▸ **Exercise instructions**
Determine how many lines in the records below contain "replies", then state that number alone.

▸ **Records for processing**

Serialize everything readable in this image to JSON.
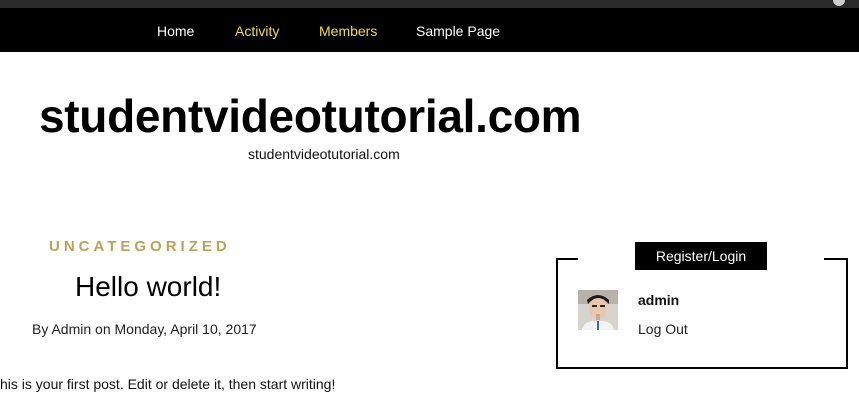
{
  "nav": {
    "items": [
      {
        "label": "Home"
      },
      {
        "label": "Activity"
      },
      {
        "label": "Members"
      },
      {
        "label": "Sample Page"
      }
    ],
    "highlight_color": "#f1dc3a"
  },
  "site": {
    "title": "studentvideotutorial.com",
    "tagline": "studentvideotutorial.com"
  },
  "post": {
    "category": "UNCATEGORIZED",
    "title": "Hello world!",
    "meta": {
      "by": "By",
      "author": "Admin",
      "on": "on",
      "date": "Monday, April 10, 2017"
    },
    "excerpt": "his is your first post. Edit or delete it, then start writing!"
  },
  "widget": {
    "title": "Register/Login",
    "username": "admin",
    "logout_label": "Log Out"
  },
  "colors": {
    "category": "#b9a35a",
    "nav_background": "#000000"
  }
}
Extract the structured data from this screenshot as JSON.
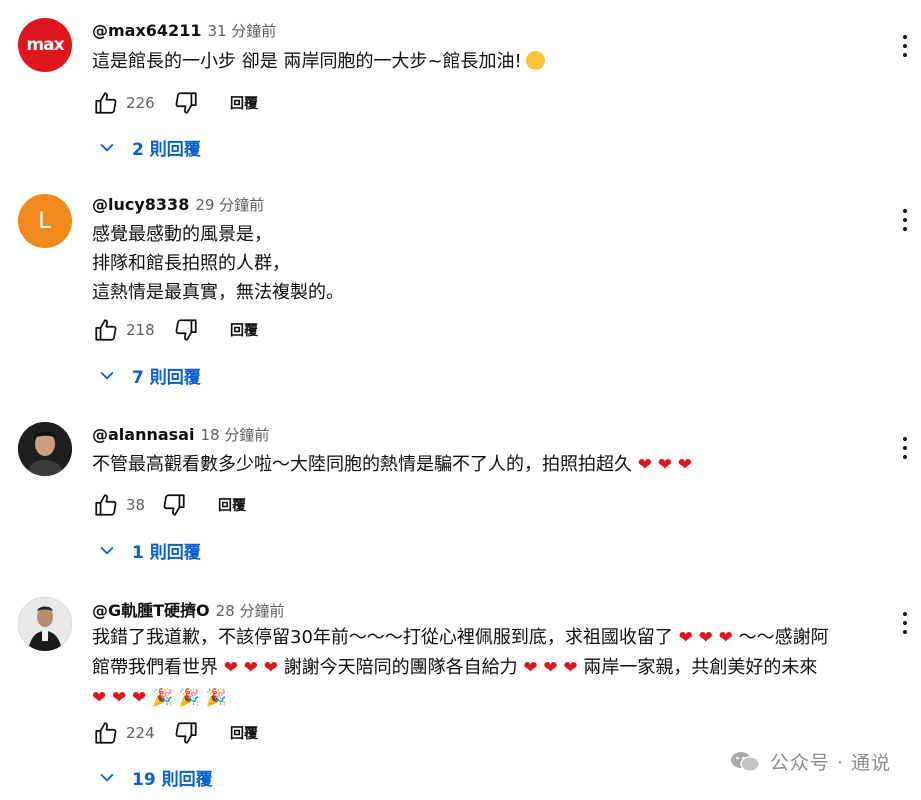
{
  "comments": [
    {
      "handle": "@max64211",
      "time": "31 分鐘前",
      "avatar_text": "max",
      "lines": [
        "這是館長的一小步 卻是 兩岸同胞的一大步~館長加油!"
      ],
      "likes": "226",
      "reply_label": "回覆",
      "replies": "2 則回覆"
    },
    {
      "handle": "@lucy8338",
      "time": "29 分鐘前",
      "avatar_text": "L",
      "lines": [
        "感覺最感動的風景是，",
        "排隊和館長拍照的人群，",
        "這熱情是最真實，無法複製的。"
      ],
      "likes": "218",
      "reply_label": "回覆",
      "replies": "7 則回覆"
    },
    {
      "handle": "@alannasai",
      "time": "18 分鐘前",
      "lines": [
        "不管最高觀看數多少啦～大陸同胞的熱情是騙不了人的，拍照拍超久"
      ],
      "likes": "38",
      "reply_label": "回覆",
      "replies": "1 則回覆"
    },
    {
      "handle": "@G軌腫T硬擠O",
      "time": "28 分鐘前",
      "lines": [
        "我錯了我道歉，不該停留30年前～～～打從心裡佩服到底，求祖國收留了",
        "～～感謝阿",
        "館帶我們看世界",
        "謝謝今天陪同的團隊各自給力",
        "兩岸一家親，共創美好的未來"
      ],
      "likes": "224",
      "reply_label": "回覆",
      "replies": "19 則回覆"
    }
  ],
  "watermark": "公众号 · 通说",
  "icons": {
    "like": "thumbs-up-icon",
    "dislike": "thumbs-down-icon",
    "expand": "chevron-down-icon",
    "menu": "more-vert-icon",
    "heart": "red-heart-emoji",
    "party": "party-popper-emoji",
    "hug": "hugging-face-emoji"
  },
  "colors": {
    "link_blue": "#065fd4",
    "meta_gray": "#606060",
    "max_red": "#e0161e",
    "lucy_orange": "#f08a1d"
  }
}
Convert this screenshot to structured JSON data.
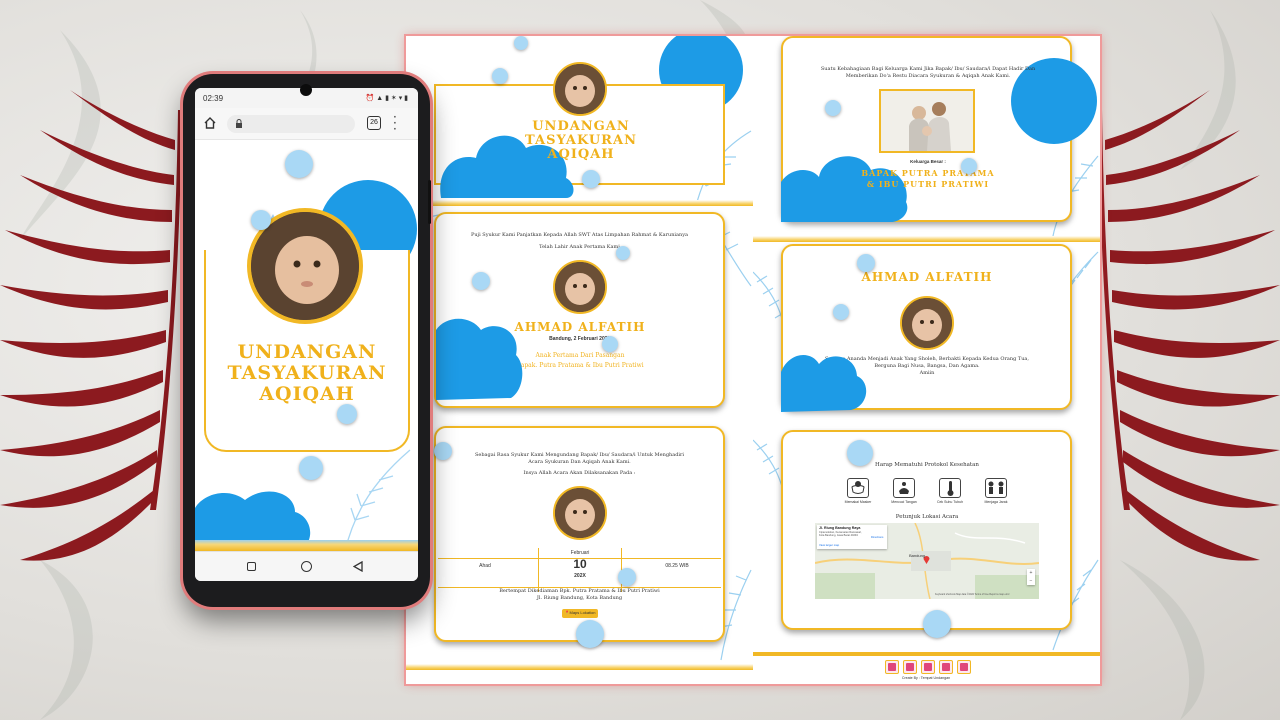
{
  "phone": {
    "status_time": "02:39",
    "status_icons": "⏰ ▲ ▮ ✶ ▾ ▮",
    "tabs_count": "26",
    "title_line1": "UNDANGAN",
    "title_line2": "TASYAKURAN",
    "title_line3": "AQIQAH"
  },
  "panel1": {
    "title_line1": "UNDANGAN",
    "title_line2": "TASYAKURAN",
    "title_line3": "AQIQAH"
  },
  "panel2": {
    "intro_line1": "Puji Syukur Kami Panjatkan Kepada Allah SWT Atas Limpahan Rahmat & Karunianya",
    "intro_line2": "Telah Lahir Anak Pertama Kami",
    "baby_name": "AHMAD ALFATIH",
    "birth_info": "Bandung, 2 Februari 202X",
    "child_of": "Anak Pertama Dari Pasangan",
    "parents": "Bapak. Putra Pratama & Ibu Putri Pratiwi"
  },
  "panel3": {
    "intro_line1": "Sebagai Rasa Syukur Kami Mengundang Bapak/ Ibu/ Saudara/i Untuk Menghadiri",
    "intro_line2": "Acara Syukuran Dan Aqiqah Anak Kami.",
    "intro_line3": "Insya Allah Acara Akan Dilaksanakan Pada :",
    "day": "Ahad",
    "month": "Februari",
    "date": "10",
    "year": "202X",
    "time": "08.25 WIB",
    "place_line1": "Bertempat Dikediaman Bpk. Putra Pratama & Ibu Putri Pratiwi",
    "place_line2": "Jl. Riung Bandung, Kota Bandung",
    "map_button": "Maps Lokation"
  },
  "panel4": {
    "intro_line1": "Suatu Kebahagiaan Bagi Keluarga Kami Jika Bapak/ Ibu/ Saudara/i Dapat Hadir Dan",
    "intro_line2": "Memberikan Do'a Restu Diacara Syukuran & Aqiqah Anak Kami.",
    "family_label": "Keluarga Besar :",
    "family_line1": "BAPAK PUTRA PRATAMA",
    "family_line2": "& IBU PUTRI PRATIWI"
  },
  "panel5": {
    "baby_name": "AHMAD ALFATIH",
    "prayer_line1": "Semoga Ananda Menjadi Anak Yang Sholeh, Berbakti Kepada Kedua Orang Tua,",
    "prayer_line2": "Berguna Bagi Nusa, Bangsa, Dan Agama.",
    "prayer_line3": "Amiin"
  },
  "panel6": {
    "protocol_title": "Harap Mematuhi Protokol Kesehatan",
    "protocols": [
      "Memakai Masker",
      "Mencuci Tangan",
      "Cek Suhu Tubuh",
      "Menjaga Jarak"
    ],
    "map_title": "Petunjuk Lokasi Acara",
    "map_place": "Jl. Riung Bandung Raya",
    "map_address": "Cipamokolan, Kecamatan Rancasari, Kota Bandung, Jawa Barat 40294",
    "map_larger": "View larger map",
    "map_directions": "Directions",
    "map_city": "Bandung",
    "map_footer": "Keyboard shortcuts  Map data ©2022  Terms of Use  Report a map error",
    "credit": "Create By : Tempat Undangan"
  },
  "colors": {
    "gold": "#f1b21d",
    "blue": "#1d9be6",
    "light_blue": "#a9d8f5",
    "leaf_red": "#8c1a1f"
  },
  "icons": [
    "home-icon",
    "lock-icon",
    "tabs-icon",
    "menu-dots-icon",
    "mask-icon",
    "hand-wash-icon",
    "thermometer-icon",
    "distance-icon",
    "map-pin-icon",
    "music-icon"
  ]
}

▸ **Solution for this problem**
4